Chautauqua National Wildlife Refuge

Sign marking Chautauqua National Wildlife Refuge

Chautauqua National Wildlife Refuge is a 4,338-acre property on the Illinois River in Illinois, one of the four refuges that compose the Illinois River National Wildlife Refuge Complex. Technically, most of the property is a "polder" (a piece of land below the water level of an adjoining body of water but separated by levees, dikes or dams - New Orleans is in a polder). In the 1920's workers using heavy equipment built a series of dikes around the property to try to create new farmland but the venture was not financially able to sustain the maintenance of those dikes. The Federal government bought the property in 1936 and began managing it as a wildlife refuge and flood-control project. In the years since siltation from the Illinois River has steadily filled Chautauqua Lake until now, an alluvial floodplain of sloughs and wet woodlands is coming into existence. The 2005 land inventory lists 3,200 acres as open pool, 800 acres as wet and timbered bottomland with the rest being upland forest. Historically, this mix of habitats has served as vital resting and nesting space for hundreds of thousands of migratory birds in their annual migrations. More than 150 species of songbirds fly through the area every year, in addition to almost 30 species of waterfowl. Peak seasons for waterfall: the month of November and late February, early March. Shorebird numbers peak in May and August.

A 1,805-acre non-contiguous unit (the Cameron Billsbach Division) of Chautauqua National Wildlife Refuge sits a bit further north in Marshall County.

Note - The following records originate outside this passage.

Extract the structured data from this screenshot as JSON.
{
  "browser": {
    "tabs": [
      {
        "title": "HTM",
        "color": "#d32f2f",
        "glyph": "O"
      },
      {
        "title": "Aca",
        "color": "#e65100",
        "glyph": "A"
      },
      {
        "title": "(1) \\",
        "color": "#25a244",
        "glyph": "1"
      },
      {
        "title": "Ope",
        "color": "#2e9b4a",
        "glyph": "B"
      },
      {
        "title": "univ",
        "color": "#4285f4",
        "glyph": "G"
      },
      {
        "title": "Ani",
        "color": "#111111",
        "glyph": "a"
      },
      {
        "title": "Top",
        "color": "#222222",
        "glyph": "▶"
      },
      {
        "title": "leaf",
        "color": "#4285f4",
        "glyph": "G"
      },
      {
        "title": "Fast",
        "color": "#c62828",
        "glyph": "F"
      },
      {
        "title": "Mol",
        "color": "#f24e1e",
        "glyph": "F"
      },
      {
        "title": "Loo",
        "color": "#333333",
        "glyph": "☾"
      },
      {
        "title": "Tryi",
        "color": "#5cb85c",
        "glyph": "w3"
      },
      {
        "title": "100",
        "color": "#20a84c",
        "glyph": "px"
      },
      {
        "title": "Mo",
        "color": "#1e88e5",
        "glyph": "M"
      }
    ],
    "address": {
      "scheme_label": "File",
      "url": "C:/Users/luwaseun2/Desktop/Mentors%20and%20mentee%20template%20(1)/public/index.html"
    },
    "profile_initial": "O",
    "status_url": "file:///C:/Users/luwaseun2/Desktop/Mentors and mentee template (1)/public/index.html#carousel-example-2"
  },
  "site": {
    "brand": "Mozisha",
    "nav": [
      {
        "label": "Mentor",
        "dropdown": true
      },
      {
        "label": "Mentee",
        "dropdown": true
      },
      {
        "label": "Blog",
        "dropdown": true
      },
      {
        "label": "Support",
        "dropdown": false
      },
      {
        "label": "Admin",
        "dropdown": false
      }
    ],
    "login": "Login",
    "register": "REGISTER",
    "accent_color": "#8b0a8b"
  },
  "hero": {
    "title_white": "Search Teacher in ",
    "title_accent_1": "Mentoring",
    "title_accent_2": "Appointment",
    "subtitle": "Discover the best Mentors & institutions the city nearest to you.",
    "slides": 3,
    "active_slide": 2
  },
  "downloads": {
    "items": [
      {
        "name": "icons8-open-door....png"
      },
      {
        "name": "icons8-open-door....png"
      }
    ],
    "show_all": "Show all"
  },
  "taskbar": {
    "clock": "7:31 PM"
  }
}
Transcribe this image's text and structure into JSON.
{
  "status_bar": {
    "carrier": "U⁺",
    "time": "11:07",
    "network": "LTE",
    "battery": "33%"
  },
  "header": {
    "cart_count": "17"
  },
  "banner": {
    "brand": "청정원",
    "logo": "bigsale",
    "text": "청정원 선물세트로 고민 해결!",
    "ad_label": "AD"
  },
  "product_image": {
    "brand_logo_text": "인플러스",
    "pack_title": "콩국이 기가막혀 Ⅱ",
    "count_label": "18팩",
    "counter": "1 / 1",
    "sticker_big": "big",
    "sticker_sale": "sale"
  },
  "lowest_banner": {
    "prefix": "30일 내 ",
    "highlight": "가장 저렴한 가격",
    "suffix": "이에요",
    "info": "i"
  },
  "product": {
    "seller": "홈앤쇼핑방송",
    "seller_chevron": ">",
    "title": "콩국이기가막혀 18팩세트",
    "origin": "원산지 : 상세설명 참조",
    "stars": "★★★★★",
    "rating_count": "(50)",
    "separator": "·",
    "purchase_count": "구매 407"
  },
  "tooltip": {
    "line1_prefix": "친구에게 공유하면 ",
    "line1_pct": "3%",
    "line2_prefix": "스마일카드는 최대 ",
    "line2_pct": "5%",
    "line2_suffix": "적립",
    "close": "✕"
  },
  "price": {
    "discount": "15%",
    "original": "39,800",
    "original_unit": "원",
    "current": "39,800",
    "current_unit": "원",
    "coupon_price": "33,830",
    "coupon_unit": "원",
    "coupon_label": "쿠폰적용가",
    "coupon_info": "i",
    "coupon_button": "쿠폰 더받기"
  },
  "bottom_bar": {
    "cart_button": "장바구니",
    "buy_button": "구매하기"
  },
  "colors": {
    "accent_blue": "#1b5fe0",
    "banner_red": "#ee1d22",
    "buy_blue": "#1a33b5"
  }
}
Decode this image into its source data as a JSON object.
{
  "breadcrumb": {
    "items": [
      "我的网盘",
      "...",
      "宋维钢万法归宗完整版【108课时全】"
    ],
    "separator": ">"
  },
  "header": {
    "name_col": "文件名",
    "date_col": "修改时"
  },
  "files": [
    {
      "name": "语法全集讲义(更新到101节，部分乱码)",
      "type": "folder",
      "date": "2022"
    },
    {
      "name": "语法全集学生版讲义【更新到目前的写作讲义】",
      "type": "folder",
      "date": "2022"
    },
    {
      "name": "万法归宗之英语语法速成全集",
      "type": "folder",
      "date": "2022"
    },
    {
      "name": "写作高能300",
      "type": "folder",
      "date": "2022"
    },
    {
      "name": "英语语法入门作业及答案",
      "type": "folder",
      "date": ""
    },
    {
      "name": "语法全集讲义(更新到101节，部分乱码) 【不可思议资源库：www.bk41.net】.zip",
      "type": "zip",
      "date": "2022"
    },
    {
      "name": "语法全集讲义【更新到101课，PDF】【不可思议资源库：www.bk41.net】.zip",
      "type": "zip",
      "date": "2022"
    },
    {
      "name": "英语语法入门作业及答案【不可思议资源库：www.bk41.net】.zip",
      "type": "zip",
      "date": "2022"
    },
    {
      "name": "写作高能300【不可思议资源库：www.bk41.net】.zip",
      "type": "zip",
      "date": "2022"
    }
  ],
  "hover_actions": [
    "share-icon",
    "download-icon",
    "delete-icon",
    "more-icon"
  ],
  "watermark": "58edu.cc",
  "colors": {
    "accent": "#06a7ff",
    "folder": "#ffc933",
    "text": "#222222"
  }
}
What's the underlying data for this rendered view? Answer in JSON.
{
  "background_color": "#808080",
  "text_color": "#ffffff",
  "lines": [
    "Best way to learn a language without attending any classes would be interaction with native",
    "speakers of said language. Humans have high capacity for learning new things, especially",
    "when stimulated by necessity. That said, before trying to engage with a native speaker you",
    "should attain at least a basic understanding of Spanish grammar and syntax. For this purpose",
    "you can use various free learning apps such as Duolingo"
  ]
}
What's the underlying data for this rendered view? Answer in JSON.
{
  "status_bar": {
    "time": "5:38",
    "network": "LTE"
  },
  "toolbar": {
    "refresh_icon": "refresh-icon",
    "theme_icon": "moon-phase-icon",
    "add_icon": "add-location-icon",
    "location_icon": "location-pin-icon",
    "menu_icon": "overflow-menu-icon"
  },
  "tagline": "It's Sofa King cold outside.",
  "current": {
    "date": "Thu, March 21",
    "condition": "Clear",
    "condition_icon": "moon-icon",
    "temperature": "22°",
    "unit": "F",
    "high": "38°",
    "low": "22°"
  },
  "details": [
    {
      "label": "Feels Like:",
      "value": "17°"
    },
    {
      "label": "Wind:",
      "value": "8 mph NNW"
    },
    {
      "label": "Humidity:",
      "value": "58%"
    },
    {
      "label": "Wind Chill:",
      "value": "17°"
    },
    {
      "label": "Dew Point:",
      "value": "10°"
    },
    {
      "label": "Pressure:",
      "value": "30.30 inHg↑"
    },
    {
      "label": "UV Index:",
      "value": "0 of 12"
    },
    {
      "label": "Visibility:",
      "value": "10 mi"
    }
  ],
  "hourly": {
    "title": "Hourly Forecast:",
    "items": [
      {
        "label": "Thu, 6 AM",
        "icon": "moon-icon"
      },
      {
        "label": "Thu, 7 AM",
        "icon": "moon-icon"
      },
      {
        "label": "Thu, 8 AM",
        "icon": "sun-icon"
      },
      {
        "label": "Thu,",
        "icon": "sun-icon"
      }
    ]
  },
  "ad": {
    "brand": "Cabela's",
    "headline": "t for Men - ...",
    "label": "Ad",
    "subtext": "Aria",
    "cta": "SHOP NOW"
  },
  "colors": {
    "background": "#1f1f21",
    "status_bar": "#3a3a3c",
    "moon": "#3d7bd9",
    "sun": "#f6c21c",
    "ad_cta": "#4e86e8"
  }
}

The Emiquon Project (and Emiquon National Wildlife Refuge), a 7,000-acre wetland restoration project of the Nature Conservancy, lies right across the river from the main section of Chautauqua NWR. Chautauqua NWR is a designated Ramsar Wetland of International Importance, a Globally Important Bird Area and is a member of the Western Hemisphere Shorebird Reserve Network.

For human visitors, there is a 1/2-mile accessible interpretive nature trail adjacent to the visitor center and three boardwalks overlooking the wetlands area. Boat ramps and a second hiking trail are located at the Eagle Bluff Access Area. From sunrise February 1 through sunset October 15, Chautauqua National Wildlife Refuge is a day-use only property, all areas open daily from sunrise to sunset. From sunrise October 16 through sunset January 31, only the established trails, boardwalks and roads are open to the public as most of the refuge is closed as a waterfowl sanctuary. Foot access is also allowed along the shoreline between the headquarters and the Eagle Bluff Access Area.

More waterfowl in the wetlands
More waterfowl on the water
Map of the Illinois River National Wildlife Refuge Complex
Illinois River National Wildlife Refuge Complex

Upper photo courtesy of Chris Young, US Fish & Wildlife Service
Map and other photos courtesy of the US Fish & Wildlife Service